It won't exactly "make poverty history," in keeping with last month's gala concerts for African economic development. But a tiny tour of T.O. food-producing projects by a Botswana delegation of AIDS educators may very well "make gardening history."
Last time health officials from that country visited our city, they demonstrated the upside of globalization by going home and setting up a good food box network for Botswana's AIDS sufferers based on FoodShare's local signature program - itself borrowed from Brazil some 10 years ago.
Botswana has the highest rates of HIV infection in the world.

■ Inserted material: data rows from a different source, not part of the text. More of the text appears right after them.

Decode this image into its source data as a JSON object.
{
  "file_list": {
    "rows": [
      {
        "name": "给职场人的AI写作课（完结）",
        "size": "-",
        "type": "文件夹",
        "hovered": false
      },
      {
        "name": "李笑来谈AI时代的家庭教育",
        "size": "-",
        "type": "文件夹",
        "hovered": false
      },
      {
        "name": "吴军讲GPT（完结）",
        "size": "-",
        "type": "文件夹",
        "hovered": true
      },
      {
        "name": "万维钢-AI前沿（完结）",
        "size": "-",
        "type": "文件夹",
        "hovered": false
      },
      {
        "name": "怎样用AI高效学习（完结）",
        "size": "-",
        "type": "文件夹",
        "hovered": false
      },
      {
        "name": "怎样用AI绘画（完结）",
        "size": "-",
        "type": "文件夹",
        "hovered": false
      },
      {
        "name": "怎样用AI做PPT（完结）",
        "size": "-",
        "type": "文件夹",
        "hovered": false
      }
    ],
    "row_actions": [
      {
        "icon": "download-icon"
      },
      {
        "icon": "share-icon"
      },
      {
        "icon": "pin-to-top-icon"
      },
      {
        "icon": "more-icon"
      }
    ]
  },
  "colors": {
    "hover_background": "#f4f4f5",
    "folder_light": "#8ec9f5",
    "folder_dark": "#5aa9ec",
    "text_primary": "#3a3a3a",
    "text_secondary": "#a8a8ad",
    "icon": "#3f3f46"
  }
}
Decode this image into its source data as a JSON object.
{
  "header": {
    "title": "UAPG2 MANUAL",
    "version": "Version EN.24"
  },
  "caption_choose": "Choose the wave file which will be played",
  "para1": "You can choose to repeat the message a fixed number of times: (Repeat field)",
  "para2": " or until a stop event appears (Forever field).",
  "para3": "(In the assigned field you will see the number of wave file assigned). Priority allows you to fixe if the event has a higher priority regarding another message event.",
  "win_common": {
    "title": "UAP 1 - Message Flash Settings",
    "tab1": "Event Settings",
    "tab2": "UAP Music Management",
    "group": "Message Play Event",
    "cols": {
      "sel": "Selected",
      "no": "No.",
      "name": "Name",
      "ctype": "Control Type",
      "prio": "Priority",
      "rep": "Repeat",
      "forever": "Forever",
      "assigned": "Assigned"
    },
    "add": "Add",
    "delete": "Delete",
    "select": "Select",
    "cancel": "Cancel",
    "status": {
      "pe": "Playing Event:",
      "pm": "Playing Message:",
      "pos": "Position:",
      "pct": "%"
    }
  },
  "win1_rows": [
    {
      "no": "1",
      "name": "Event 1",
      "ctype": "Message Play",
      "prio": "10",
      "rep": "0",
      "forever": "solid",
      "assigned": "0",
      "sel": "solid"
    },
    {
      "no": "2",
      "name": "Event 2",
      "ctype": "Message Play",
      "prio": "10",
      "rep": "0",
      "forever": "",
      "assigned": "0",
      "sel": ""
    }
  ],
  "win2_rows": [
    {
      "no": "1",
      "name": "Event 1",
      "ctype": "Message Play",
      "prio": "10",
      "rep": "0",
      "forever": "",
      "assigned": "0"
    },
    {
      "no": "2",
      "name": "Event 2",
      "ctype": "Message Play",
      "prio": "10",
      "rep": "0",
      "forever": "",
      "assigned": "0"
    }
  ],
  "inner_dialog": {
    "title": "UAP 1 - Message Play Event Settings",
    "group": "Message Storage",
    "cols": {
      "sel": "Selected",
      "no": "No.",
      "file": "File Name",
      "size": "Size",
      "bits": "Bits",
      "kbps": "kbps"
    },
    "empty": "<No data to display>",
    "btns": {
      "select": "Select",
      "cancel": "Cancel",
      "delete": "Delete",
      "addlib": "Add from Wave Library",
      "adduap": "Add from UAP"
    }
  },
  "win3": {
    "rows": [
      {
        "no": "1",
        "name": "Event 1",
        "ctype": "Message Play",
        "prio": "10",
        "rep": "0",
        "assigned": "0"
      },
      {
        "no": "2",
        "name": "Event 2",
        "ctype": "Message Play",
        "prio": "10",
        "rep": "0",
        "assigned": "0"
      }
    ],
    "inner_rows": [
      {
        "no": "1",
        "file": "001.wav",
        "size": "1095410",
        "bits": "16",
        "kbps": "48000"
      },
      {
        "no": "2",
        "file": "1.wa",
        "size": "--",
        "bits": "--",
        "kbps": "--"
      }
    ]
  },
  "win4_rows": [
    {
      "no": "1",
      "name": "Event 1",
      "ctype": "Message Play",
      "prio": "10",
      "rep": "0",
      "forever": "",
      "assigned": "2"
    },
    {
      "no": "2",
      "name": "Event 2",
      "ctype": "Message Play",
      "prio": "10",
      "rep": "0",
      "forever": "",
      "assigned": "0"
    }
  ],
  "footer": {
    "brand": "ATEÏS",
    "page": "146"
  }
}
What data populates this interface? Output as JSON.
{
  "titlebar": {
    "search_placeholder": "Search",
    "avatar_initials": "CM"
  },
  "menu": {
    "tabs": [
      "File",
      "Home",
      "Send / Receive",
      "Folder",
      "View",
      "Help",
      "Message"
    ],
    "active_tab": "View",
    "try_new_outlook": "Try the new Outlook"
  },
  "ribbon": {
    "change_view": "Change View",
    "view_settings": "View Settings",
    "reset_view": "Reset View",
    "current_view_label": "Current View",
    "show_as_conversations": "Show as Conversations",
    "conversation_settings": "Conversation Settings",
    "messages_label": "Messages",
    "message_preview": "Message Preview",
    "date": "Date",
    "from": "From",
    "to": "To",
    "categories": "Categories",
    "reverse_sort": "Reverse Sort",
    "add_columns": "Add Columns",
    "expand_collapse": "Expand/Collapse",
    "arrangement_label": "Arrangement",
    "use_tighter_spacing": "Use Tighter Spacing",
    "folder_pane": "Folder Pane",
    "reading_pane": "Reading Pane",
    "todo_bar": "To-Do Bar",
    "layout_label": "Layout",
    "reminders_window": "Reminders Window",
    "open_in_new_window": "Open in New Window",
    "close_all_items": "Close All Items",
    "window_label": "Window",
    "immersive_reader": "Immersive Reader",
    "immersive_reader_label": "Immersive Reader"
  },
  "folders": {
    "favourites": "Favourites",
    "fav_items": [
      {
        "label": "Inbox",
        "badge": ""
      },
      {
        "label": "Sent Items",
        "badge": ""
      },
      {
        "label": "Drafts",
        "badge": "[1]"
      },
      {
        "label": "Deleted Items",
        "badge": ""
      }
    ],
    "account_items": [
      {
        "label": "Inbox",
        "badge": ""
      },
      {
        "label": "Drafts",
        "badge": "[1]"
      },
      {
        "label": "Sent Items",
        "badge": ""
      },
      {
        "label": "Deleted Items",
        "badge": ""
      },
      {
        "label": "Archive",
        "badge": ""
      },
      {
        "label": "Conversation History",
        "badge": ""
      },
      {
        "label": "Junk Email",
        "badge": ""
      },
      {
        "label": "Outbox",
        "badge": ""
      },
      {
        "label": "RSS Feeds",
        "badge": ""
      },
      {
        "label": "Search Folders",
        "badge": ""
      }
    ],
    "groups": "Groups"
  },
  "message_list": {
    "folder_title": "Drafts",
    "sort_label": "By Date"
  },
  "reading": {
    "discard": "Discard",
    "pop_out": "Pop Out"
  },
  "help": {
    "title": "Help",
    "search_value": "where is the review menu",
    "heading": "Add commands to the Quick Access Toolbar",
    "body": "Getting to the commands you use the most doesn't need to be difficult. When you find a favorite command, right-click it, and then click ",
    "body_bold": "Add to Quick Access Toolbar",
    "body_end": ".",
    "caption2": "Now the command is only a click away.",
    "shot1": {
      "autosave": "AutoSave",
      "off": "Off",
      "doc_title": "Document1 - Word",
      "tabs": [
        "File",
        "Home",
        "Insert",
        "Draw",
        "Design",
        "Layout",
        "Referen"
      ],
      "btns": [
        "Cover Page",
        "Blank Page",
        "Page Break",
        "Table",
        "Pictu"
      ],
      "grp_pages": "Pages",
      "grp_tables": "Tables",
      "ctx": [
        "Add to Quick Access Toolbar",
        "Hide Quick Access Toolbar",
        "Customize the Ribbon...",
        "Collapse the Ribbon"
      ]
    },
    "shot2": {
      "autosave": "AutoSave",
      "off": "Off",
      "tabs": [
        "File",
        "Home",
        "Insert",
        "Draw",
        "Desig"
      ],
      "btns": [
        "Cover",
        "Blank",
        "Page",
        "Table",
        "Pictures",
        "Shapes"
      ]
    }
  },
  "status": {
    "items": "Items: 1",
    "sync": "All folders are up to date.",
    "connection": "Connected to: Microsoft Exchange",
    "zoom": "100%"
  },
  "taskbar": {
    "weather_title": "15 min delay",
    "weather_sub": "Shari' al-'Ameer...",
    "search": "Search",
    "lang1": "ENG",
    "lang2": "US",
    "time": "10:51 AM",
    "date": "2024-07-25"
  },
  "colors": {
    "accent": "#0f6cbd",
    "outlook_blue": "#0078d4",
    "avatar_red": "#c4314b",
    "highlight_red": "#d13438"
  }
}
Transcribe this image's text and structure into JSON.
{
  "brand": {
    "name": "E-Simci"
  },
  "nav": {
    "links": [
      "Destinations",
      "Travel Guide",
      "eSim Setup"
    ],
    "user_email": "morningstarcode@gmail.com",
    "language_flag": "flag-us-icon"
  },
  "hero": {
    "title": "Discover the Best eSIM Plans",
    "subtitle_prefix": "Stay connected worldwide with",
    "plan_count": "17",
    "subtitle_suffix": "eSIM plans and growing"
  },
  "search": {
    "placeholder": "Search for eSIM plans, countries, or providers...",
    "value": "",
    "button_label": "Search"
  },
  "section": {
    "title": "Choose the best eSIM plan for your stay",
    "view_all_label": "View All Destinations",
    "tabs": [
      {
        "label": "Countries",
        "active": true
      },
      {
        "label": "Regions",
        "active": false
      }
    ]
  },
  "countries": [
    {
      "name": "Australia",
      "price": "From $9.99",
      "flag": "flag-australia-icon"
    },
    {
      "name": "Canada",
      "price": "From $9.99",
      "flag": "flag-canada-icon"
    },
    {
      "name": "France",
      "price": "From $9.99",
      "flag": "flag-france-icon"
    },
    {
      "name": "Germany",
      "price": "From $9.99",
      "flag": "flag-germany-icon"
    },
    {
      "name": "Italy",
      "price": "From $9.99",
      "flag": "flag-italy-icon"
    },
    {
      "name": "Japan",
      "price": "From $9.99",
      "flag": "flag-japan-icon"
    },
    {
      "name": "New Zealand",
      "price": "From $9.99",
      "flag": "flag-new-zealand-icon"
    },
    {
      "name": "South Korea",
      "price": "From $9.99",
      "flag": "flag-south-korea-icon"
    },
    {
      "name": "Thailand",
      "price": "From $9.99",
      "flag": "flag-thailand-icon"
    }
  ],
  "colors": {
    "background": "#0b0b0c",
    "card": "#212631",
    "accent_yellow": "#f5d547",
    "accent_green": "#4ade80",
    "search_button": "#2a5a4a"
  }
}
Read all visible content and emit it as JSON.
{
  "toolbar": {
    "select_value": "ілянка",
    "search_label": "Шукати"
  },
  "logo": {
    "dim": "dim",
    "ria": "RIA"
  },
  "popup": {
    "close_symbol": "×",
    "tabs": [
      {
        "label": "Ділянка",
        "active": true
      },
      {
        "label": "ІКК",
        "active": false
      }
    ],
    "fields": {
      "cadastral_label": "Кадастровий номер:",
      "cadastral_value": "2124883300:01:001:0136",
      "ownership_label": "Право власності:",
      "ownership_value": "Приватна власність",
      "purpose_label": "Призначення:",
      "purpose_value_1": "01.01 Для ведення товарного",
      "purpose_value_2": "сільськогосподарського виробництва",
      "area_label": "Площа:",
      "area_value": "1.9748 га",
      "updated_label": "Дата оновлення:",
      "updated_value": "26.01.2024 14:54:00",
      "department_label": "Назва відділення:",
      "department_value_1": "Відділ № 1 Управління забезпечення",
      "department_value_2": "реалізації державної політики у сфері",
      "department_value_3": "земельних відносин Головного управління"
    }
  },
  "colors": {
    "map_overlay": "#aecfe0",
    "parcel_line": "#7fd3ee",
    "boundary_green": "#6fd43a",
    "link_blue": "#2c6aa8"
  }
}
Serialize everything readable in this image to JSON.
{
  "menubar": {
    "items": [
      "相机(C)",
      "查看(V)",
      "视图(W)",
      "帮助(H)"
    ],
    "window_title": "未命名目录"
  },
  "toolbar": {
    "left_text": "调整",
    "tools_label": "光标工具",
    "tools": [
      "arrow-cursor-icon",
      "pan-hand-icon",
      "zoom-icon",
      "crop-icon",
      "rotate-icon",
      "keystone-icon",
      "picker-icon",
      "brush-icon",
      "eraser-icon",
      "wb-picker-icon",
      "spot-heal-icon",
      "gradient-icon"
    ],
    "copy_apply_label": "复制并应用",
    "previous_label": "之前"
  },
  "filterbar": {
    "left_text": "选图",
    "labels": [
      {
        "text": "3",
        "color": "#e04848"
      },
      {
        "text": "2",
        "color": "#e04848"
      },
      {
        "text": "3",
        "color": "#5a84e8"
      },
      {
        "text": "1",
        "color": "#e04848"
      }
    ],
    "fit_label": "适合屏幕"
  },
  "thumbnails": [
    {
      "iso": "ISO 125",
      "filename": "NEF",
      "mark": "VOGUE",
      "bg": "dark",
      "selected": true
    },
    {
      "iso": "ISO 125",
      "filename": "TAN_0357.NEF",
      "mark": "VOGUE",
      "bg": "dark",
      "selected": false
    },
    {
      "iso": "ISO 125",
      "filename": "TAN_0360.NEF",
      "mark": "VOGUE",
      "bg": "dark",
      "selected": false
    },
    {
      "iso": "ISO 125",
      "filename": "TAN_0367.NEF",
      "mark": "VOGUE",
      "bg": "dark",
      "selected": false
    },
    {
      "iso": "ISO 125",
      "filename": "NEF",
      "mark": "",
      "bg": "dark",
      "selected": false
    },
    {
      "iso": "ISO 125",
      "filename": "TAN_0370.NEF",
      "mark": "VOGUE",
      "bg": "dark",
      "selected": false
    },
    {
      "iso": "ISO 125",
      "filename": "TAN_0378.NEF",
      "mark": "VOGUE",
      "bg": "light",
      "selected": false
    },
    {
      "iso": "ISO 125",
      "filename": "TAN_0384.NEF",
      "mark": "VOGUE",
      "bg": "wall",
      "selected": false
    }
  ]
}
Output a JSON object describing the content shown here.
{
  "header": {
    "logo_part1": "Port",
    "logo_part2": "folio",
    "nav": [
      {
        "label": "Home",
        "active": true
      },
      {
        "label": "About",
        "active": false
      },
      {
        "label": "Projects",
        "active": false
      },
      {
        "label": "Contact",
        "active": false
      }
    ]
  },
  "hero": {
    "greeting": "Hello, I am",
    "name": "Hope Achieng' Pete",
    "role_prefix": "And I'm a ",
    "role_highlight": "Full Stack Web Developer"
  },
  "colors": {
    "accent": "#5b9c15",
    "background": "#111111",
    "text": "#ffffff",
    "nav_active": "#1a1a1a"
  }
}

The excursion this time on a sunny Thursday afternoon focuses on food growing and its uses for youth outreach on AIDS prevention.
We start the day at Sunshine Garden, a 6,000-square-foot plot of land on the treed grounds of the Centre for Addiction and Mental Health (CAMH) on Queen West in Parkdale. Karine Jaouich manages this little oasis on behalf of FoodShare. It is companion-planted with the United Way and CAMH as an employment readiness project for mental health outpatients. It also fosters relationships with local residents through a weekly farmers market supplied by the gardeners.
Food is a tool to break down institutional barriers and let people connect on their own to meet reciprocal needs, I pontificate.
That's actually right, Jaouich tells me, because of the way roles get reversed. CAMH clinicians and caseworkers get to see a side of patients they never see in formal settings, and garden workers training in this multicultural plot get to guide and help medics and social workers who wouldn't know a snake gourd from an okra plant.
It's about basing therapeutic relationships on talents and gifts, not just needs, I pontificate again.
Garden-variety work lets abilities, not disabilities, come to the fore, says Jaouich. The project even has raised containers that can be worked by people in wheelchairs, the kind of adaptation crucial when gardeners are weakened by AIDS.
Then we're off to the STOP Community Food Centre at Davenport, at the heart of the city's third-highest need area. It's called a community centre, and it is. People who use the food bank or emergency meal programs are members, not clients, have a vote at STOP meetings and are served as if they've come to a restaurant. This approach is crucial when working to overcome the stigma associated with poverty or AIDS, notes Barb Emanuel, organizer of public health's partnership with Botswana.
Next destination is the FoodShare warehouse in an abandoned industrial district in the south of the city. We're treated to a stir-fry featuring tofu, which our guests from Botswana, where cattle and meat are plentiful, have never tasted.
"The easiest mistake to make with Africa is to make general assumptions," Esau Mbanga, a leading manager in T.O.'s southeast district, tells me.
Zara Parvinian, manager of 14 youth paid to gain employment readiness and life skills in FoodShare's potpourri of beehives, composting, rooftop gardening, seedlings and food box loading, is our tour guide. Dineo Segabai, the social worker in charge of southern Botswana's youth work and orphan care (orphans are a common legacy of AIDS in Africa), is listening intently.
"Without the teachable moments associated with the love, care and respect that go with food, working with youth would be much harder," Parvinian says.
Then we arrive at the Rockliffe Yards in the northwest, a city works area with an old greenhouse, headquarters in the summer for 200 junior gardeners under 12 who are called greenhouse technicians. Master gardener Solomon Boye, one of Toronto's most successful workers with at-risk youth, is based there. Gardens are perfect youth educators, he says in his Ghanian accent.
"There are natural laws we can't argue with, and then there are societal laws that many youth have trouble with. In the garden, it is not old people telling youth what to do; it is nature demanding that the plants be cared for or they will die.'
By this time, nature's laws have worked on us. It's been a long, hot day, and not being a gardener, I'm experiencing information overload. Our guests must get ready for upcoming tours of palliative care facilities and youth Internet cafés. Gardens take time and can't be rushed. Nor can too much be crammed into one space at one time.
I'll have to wait to see what grows out of this, and gain a gardener's patience and inner calm, which is why gardening is good for youth and elder work, I pontificate to myself.